With 4G LTE networks constantly growing, analysts expect LTE smartphone shipments to reach record numbers this year. The current estimate is that manufacturers will ship 67 million LTE smartphones before the end of 2012.
That number comes from Strategy Analytics, and is almost ten times the 6.8 million LTE smartphones shipped in 2011. Strategy Analytics analyst Neil Mawston said that carriers and vendors will be “launching dozens of LTE models across numerous countries worldwide” this year.
Mawston continued, saying that “LTE has quickly become a high-growth, high-value market that no operator, service developer, device vendor, or component maker can afford to ignore.”
In the US, Verizon already has 200 markets covered by LTE, with another 200 expected by the end of 2012. In Japan, NTT DoCoMo has its Xi LTE network, with ridiculous speeds of 75 megabits per second. South Korea’s SK Telecom launched in February 2011, and has more than 1 million subscribers as of last month, according to NetworkWorld.
Mawston expects Apple, Samsung, and HTC to lead the charge on 4G LTE smartphone shipments. We’ve already seen LTE phones from Samsung, including phones like the Galaxy Nexus and the Galaxy Note. HTC has the Rezound on Verizon, and the upcoming One X.

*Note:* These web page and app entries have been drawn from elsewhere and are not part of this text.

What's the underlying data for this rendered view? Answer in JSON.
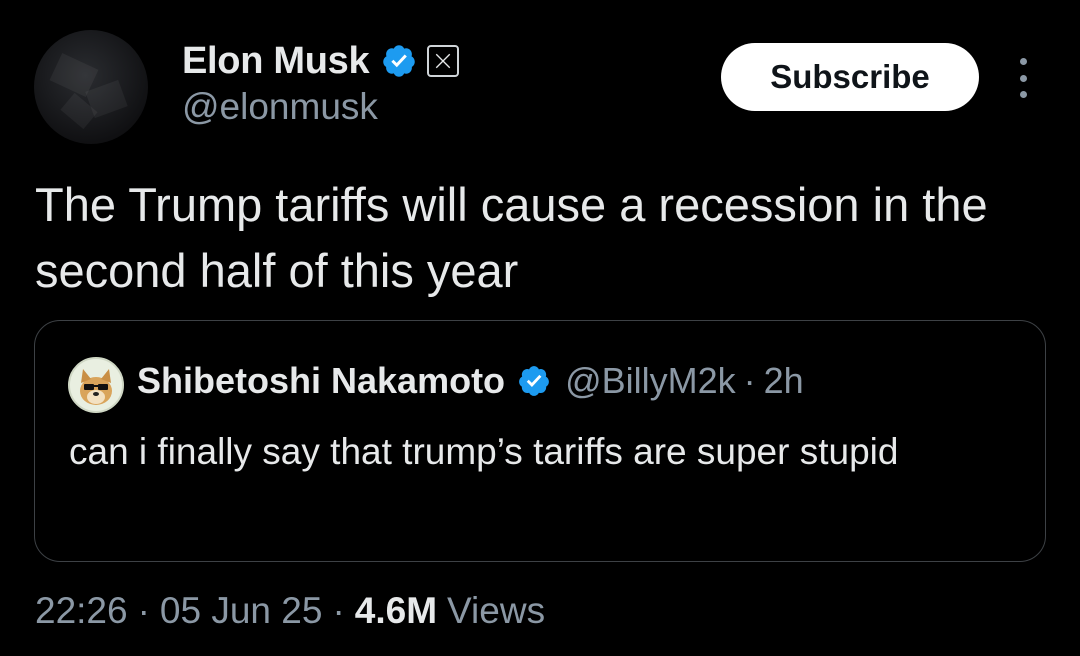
{
  "author": {
    "display_name": "Elon Musk",
    "handle": "@elonmusk",
    "verified_icon": "verified-badge-icon",
    "affiliate_icon": "x-logo-icon"
  },
  "actions": {
    "subscribe_label": "Subscribe",
    "more_icon": "more-vertical-icon"
  },
  "tweet": {
    "text": "The Trump tariffs will cause a recession in the second half of this year"
  },
  "quoted": {
    "display_name": "Shibetoshi Nakamoto",
    "handle": "@BillyM2k",
    "separator": "·",
    "time": "2h",
    "text": "can i finally say that trump’s tariffs are super stupid",
    "avatar_icon": "doge-avatar-icon"
  },
  "meta": {
    "time": "22:26",
    "date": "05 Jun 25",
    "separator": "·",
    "views_count": "4.6M",
    "views_label": "Views"
  },
  "colors": {
    "background": "#000000",
    "primary_text": "#e7e9ea",
    "secondary_text": "#8b98a5",
    "verified_blue": "#1d9bf0",
    "border": "#3d4145",
    "button_bg": "#ffffff"
  }
}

Other companies like LG, Nokia, Motorola, Pantech, and Fujitsu are also joining in by making 4G LTE smartphones. In the US Motorola already has a few LTE devices. LG and Pantech do as well.
The only problem with many of these LTE smartphones is that they’re expensive. A Samsung Galaxy Nexus on Verizon costs $299.99 on contract, as does the Samsung Galaxy Note on AT&T.
There are some less expensive phones with LTE such as the Nokia Lumia 900 which will allegedly carry a $99.99 price tag when it launches in April. Of course, there’s always sales on older phones as well. A Droid Charge, for instance, is available for free on Verizon with a two-year contract.
Even with cheaper phones, LTE costs more per month than 3G-only phones. Users might want the faster speeds, but not everybody is willing to pay the extra data cost. Even if they can pay it, they might find extra charges on their monthly statements because they accidentally run out over their data limit.